Ghana and two other countries serve as the most popular destinations for stolen cars, a new report by the Organisation for Economic Cooperation and Development (OECD) has revealed.
In addition, Ghana is associated with trafficking in three major drugs and oil theft.
According to the report, “although it is not possible to fully identify the scale of the flow of the counterfeits, anecdotal evidence suggests it is rising. These practices are not unique to West Africa; the discovery of a large trafficking ring revealed that the most popular destinations for vehicles are Ghana, Gambia and Nigeria.”
This OECD (2018) report is titled, “Illicit Financial Flows: The Economy of Illicit Trade in West Africa” and published under the responsibility of the Secretary-General of OECD.
The magnitude of the stolen cars business in Ghana, Gambia and Nigeria appears to be influencing the arrival of cars in other countries.
“For example, the rate of Benin’s imports of second-hand cars rose from 200,000 vehicles per year in 2010 to 314,000 in 2014. Around 80-90% of these vehicles go to Nigeria; it is likely that that number of transactions are illegal; and that Benin and Togo compete to smuggle vehicles into Nigeria,” authors of the OECD referenced INTERPOL.
According to the report, Asia and Europe are also implicated.
“Cars are stolen from markets in Europe, most notably those with ease port access, although some vehicles are stolen from landlocked states. In an impressive display of logistical capacity, a car stolen in Europe can take less than 24 hours to arrive in West Africa for resale.”
The report also links Ghana to oil stolen from neighbouring Nigeria. According to the report, the International Energy Agency (IEA) estimated in a 2014 report that oil theft in Nigeria amounted to 150,000 b/d; this would comprise a loss of over $5 billion per year — a sum that would fund access to electricity for all Nigerians by 2030.

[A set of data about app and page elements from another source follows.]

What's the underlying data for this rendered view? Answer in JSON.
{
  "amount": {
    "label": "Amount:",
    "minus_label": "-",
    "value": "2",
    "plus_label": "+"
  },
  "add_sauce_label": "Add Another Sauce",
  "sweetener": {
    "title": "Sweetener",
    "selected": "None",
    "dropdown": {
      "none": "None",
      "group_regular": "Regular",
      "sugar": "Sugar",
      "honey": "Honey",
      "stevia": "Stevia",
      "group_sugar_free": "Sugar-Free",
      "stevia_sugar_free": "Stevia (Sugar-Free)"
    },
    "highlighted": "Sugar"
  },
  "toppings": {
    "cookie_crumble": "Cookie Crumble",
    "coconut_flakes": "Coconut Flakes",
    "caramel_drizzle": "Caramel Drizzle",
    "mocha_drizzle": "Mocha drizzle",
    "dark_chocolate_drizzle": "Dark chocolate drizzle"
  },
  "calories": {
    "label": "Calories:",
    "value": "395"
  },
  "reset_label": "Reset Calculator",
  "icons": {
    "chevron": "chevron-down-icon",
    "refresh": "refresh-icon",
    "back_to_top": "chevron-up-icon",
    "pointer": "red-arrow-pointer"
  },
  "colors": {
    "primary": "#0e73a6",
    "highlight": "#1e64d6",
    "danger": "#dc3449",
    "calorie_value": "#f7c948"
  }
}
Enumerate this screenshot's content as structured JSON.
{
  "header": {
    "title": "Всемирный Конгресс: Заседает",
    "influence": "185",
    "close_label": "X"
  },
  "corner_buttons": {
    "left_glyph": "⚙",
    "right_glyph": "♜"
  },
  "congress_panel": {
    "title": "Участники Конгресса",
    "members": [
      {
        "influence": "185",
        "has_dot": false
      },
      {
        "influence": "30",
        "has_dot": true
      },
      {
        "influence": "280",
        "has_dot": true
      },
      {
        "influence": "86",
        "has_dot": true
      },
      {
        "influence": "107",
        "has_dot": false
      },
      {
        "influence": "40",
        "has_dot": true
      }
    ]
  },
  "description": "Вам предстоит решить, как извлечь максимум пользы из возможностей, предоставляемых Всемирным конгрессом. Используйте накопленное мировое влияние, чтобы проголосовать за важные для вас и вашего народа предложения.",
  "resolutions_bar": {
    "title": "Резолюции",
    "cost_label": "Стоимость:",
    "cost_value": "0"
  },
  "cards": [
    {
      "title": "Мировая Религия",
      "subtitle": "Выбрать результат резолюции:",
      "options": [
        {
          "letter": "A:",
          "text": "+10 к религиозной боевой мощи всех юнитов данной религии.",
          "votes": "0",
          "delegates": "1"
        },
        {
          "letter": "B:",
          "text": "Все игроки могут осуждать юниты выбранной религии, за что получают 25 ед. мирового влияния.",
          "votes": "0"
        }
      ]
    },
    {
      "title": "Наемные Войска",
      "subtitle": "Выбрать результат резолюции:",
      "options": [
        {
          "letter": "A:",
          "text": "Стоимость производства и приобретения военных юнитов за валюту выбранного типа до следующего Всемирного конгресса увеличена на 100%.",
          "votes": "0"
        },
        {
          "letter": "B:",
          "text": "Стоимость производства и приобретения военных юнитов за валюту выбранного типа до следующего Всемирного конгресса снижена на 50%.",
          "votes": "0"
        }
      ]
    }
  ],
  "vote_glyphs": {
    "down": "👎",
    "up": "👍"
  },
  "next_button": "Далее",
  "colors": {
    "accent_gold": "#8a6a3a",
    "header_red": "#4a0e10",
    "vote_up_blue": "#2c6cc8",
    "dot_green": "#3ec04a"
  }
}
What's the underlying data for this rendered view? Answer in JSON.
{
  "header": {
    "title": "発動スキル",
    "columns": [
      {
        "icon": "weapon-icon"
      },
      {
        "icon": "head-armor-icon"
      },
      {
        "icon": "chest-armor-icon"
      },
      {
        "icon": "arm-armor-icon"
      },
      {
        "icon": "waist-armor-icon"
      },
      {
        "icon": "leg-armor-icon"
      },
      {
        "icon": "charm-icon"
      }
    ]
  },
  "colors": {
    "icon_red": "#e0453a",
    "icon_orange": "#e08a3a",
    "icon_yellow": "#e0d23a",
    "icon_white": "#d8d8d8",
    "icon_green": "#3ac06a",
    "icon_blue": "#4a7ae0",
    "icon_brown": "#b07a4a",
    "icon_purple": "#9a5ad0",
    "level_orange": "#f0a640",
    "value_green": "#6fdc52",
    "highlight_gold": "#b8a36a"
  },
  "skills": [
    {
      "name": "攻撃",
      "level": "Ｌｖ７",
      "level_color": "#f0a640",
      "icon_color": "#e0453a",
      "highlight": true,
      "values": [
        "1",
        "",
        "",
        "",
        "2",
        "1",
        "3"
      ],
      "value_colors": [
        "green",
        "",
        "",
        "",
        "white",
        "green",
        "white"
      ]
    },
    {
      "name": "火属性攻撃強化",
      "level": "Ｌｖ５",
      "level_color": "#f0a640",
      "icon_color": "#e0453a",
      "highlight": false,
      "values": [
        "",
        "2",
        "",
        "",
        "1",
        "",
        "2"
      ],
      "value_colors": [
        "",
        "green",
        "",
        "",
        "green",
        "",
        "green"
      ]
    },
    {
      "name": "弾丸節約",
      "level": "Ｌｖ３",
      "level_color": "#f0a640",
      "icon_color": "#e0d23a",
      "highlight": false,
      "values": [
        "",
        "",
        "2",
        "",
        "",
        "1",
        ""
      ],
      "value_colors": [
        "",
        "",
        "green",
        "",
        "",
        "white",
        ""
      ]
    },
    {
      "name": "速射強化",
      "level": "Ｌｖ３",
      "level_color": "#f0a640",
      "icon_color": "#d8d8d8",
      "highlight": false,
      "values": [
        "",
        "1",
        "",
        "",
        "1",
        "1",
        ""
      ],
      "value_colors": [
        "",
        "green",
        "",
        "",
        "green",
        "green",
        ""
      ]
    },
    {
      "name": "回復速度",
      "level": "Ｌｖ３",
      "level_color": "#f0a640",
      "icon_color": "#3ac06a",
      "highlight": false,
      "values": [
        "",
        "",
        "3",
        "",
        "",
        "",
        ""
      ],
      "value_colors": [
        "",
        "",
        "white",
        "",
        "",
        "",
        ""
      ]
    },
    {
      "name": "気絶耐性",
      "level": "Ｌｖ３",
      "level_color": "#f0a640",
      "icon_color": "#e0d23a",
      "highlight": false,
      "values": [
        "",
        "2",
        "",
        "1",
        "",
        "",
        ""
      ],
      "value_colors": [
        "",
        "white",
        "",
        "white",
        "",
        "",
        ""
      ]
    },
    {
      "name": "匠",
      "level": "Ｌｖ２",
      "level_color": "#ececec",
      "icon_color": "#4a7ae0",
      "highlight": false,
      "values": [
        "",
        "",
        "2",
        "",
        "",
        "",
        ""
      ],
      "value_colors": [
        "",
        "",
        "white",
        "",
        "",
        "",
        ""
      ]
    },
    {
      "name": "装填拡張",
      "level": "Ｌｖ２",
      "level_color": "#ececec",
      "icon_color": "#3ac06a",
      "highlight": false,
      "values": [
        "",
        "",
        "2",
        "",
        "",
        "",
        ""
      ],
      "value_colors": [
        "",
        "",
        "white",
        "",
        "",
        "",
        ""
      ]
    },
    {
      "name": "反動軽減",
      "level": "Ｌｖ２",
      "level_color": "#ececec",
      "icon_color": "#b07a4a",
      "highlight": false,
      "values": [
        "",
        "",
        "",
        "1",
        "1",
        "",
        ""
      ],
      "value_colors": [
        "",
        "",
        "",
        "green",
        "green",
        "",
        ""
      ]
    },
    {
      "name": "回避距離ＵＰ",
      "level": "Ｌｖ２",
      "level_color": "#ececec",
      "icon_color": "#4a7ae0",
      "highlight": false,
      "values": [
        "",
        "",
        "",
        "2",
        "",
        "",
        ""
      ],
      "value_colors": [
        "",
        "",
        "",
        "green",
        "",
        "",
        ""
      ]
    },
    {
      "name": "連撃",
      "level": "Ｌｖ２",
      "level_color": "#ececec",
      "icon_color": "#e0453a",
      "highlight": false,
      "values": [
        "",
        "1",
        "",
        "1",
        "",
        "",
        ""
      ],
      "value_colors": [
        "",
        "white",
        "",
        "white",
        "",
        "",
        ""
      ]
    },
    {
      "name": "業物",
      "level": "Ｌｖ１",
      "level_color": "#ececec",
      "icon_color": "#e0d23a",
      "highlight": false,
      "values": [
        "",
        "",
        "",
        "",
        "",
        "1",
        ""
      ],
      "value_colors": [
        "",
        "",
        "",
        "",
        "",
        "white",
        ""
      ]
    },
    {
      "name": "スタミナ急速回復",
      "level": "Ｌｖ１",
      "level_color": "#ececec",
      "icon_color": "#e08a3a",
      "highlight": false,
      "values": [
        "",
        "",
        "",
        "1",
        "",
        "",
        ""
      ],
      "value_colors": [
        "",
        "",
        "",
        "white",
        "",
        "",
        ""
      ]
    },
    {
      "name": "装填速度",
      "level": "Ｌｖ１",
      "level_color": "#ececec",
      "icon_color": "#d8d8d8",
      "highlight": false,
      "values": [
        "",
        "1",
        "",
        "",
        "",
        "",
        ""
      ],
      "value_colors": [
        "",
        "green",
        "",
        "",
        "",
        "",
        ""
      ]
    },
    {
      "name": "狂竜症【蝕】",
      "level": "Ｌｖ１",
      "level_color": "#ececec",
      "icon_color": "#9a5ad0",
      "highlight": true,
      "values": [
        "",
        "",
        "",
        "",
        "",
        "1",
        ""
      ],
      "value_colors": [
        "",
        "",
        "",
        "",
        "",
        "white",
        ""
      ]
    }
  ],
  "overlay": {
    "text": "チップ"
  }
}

“The more professional bunkering operations are highly armed and linked to foreigners. These include Moroccans, Venezuelans, Lebanese, Chinese and Russians, who own ships that load crude oil and deliver it for refining to Ghana, Cameroon and Cote d’Ivoire before transferring it to other markets.”
On drugs, the OECD reports that since 2011, West Africa has become a prominent region for methamphetamine manufacturing. In that year alone, five methamphetamine labs were discovered and dismantled in Nigeria.